**ACTION ITEM:** Copy the records exactly. Include every line.

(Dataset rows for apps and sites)
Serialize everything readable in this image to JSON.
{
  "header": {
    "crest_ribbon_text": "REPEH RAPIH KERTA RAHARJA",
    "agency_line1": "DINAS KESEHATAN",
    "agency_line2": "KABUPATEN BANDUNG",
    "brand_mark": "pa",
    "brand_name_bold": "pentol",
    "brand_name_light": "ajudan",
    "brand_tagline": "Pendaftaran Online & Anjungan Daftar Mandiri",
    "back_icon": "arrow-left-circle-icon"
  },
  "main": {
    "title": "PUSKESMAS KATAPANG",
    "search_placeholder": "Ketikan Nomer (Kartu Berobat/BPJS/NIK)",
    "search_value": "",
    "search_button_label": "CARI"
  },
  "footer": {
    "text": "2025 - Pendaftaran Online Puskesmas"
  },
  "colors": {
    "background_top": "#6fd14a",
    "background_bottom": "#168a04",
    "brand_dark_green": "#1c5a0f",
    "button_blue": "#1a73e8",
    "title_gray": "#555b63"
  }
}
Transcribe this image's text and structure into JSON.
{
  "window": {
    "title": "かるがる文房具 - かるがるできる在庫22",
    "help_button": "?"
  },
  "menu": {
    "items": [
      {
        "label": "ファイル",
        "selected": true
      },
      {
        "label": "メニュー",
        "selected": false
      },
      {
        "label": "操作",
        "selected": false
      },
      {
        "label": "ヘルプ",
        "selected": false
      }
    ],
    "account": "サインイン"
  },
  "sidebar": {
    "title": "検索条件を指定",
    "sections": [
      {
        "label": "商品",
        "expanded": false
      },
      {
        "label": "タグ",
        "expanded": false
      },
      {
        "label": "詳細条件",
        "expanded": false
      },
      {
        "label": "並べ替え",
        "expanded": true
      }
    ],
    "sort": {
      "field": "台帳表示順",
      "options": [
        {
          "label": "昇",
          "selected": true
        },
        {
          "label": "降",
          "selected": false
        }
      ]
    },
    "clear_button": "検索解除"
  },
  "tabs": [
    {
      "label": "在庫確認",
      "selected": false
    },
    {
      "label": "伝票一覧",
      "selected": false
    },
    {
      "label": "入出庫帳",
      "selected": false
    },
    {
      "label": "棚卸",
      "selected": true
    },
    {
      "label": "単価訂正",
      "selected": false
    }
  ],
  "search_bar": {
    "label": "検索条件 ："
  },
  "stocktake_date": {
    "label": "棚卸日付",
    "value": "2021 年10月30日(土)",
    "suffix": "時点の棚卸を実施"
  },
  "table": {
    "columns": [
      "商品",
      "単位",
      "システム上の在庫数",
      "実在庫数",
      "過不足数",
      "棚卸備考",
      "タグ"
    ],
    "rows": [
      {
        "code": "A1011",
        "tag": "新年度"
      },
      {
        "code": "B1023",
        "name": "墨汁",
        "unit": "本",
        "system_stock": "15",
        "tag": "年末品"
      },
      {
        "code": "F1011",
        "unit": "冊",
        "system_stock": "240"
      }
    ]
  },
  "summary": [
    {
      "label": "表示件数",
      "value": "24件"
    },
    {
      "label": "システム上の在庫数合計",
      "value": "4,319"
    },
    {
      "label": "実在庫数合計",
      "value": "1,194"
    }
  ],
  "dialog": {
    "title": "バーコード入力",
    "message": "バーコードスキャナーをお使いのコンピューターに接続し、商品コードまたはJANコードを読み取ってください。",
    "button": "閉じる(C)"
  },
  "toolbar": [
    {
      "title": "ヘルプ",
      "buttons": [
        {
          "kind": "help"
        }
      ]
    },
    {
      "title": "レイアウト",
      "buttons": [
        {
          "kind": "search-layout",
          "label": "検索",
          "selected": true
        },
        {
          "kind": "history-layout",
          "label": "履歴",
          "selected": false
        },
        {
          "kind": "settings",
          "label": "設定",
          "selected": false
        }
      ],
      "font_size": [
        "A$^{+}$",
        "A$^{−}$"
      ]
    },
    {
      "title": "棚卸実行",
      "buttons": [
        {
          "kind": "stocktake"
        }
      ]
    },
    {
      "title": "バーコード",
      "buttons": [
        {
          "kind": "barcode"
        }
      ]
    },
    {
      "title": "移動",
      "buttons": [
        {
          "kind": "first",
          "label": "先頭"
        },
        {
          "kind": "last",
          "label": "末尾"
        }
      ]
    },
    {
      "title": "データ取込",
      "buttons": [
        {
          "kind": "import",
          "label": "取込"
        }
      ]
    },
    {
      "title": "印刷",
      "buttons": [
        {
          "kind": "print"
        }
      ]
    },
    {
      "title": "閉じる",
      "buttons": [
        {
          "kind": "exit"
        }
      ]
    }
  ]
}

**SOLUTION FOR THIS TASK:**
Serialize everything readable in this image to JSON.
{
  "header": {
    "crest_ribbon_text": "REPEH RAPIH KERTA RAHARJA",
    "agency_line1": "DINAS KESEHATAN",
    "agency_line2": "KABUPATEN BANDUNG",
    "brand_mark": "pa",
    "brand_name_bold": "pentol",
    "brand_name_light": "ajudan",
    "brand_tagline": "Pendaftaran Online & Anjungan Daftar Mandiri",
    "back_icon": "arrow-left-circle-icon"
  },
  "main": {
    "title": "PUSKESMAS KATAPANG",
    "search_placeholder": "Ketikan Nomer (Kartu Berobat/BPJS/NIK)",
    "search_value": "",
    "search_button_label": "CARI"
  },
  "footer": {
    "text": "2025 - Pendaftaran Online Puskesmas"
  },
  "colors": {
    "background_top": "#6fd14a",
    "background_bottom": "#168a04",
    "brand_dark_green": "#1c5a0f",
    "button_blue": "#1a73e8",
    "title_gray": "#555b63"
  }
}
Transcribe this image's text and structure into JSON.
{
  "window": {
    "title": "かるがる文房具 - かるがるできる在庫22",
    "help_button": "?"
  },
  "menu": {
    "items": [
      {
        "label": "ファイル",
        "selected": true
      },
      {
        "label": "メニュー",
        "selected": false
      },
      {
        "label": "操作",
        "selected": false
      },
      {
        "label": "ヘルプ",
        "selected": false
      }
    ],
    "account": "サインイン"
  },
  "sidebar": {
    "title": "検索条件を指定",
    "sections": [
      {
        "label": "商品",
        "expanded": false
      },
      {
        "label": "タグ",
        "expanded": false
      },
      {
        "label": "詳細条件",
        "expanded": false
      },
      {
        "label": "並べ替え",
        "expanded": true
      }
    ],
    "sort": {
      "field": "台帳表示順",
      "options": [
        {
          "label": "昇",
          "selected": true
        },
        {
          "label": "降",
          "selected": false
        }
      ]
    },
    "clear_button": "検索解除"
  },
  "tabs": [
    {
      "label": "在庫確認",
      "selected": false
    },
    {
      "label": "伝票一覧",
      "selected": false
    },
    {
      "label": "入出庫帳",
      "selected": false
    },
    {
      "label": "棚卸",
      "selected": true
    },
    {
      "label": "単価訂正",
      "selected": false
    }
  ],
  "search_bar": {
    "label": "検索条件 ："
  },
  "stocktake_date": {
    "label": "棚卸日付",
    "value": "2021 年10月30日(土)",
    "suffix": "時点の棚卸を実施"
  },
  "table": {
    "columns": [
      "商品",
      "単位",
      "システム上の在庫数",
      "実在庫数",
      "過不足数",
      "棚卸備考",
      "タグ"
    ],
    "rows": [
      {
        "code": "A1011",
        "tag": "新年度"
      },
      {
        "code": "B1023",
        "name": "墨汁",
        "unit": "本",
        "system_stock": "15",
        "tag": "年末品"
      },
      {
        "code": "F1011",
        "unit": "冊",
        "system_stock": "240"
      }
    ]
  },
  "summary": [
    {
      "label": "表示件数",
      "value": "24件"
    },
    {
      "label": "システム上の在庫数合計",
      "value": "4,319"
    },
    {
      "label": "実在庫数合計",
      "value": "1,194"
    }
  ],
  "dialog": {
    "title": "バーコード入力",
    "message": "バーコードスキャナーをお使いのコンピューターに接続し、商品コードまたはJANコードを読み取ってください。",
    "button": "閉じる(C)"
  },
  "toolbar": [
    {
      "title": "ヘルプ",
      "buttons": [
        {
          "kind": "help"
        }
      ]
    },
    {
      "title": "レイアウト",
      "buttons": [
        {
          "kind": "search-layout",
          "label": "検索",
          "selected": true
        },
        {
          "kind": "history-layout",
          "label": "履歴",
          "selected": false
        },
        {
          "kind": "settings",
          "label": "設定",
          "selected": false
        }
      ],
      "font_size": [
        "A$^{+}$",
        "A$^{−}$"
      ]
    },
    {
      "title": "棚卸実行",
      "buttons": [
        {
          "kind": "stocktake"
        }
      ]
    },
    {
      "title": "バーコード",
      "buttons": [
        {
          "kind": "barcode"
        }
      ]
    },
    {
      "title": "移動",
      "buttons": [
        {
          "kind": "first",
          "label": "先頭"
        },
        {
          "kind": "last",
          "label": "末尾"
        }
      ]
    },
    {
      "title": "データ取込",
      "buttons": [
        {
          "kind": "import",
          "label": "取込"
        }
      ]
    },
    {
      "title": "印刷",
      "buttons": [
        {
          "kind": "print"
        }
      ]
    },
    {
      "title": "閉じる",
      "buttons": [
        {
          "kind": "exit"
        }
      ]
    }
  ]
}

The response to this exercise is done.